### [Exercise directions]
Write out the whole listing exactly; no images belong in it.

---*---

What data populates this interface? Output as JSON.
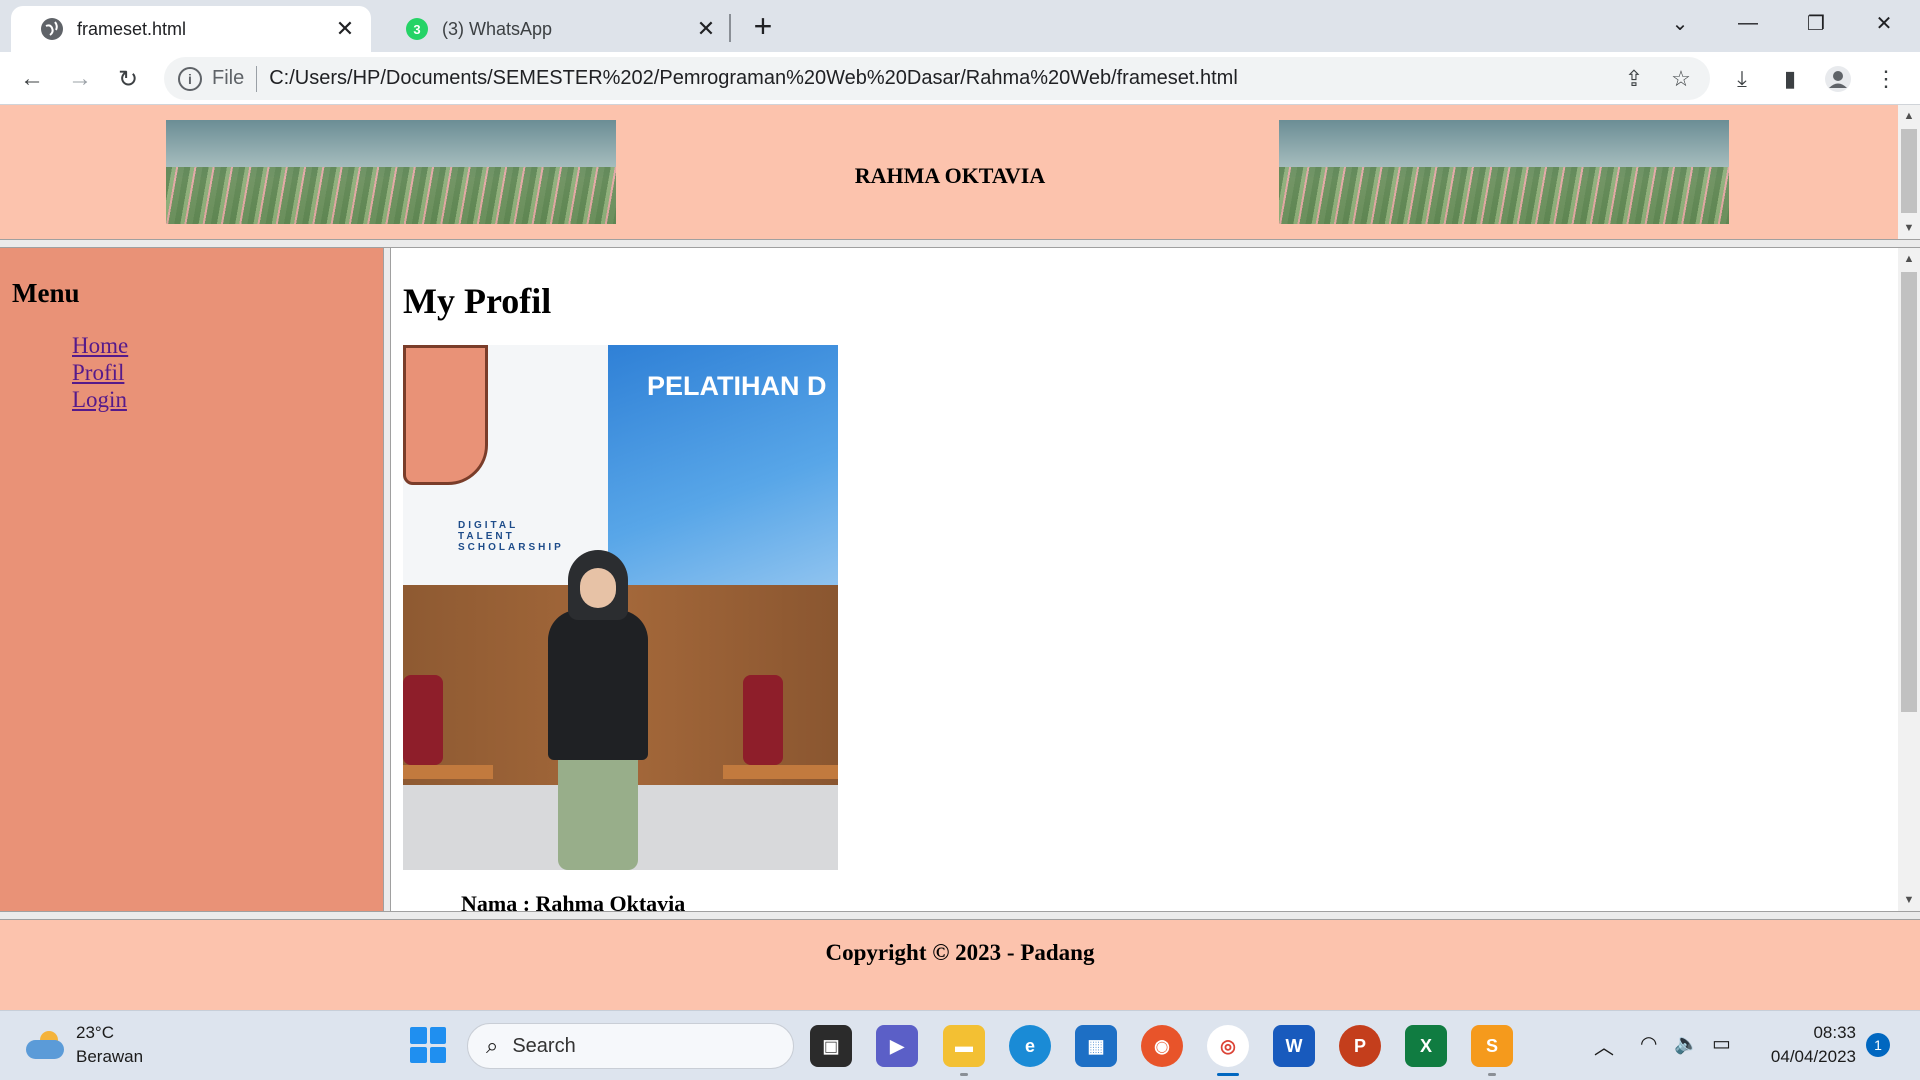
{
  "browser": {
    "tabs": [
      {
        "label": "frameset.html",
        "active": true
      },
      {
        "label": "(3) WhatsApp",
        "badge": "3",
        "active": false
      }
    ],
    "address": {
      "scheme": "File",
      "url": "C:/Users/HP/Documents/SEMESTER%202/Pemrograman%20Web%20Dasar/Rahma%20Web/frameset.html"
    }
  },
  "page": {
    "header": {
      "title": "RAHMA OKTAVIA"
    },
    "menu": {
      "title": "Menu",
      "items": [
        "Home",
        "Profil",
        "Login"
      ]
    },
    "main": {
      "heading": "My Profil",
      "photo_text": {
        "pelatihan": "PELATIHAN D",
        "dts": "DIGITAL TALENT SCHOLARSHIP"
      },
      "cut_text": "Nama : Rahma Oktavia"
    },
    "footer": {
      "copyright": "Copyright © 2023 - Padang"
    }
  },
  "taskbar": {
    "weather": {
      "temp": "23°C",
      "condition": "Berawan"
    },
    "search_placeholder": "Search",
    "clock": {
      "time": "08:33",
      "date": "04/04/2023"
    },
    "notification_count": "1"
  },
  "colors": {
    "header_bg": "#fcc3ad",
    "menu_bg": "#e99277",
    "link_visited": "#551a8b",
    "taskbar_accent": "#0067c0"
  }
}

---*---

### [Reply to the task]
What data populates this interface? Output as JSON.
{
  "browser": {
    "tabs": [
      {
        "label": "frameset.html",
        "active": true
      },
      {
        "label": "(3) WhatsApp",
        "badge": "3",
        "active": false
      }
    ],
    "address": {
      "scheme": "File",
      "url": "C:/Users/HP/Documents/SEMESTER%202/Pemrograman%20Web%20Dasar/Rahma%20Web/frameset.html"
    }
  },
  "page": {
    "header": {
      "title": "RAHMA OKTAVIA"
    },
    "menu": {
      "title": "Menu",
      "items": [
        "Home",
        "Profil",
        "Login"
      ]
    },
    "main": {
      "heading": "My Profil",
      "photo_text": {
        "pelatihan": "PELATIHAN D",
        "dts": "DIGITAL TALENT SCHOLARSHIP"
      },
      "cut_text": "Nama : Rahma Oktavia"
    },
    "footer": {
      "copyright": "Copyright © 2023 - Padang"
    }
  },
  "taskbar": {
    "weather": {
      "temp": "23°C",
      "condition": "Berawan"
    },
    "search_placeholder": "Search",
    "clock": {
      "time": "08:33",
      "date": "04/04/2023"
    },
    "notification_count": "1"
  },
  "colors": {
    "header_bg": "#fcc3ad",
    "menu_bg": "#e99277",
    "link_visited": "#551a8b",
    "taskbar_accent": "#0067c0"
  }
}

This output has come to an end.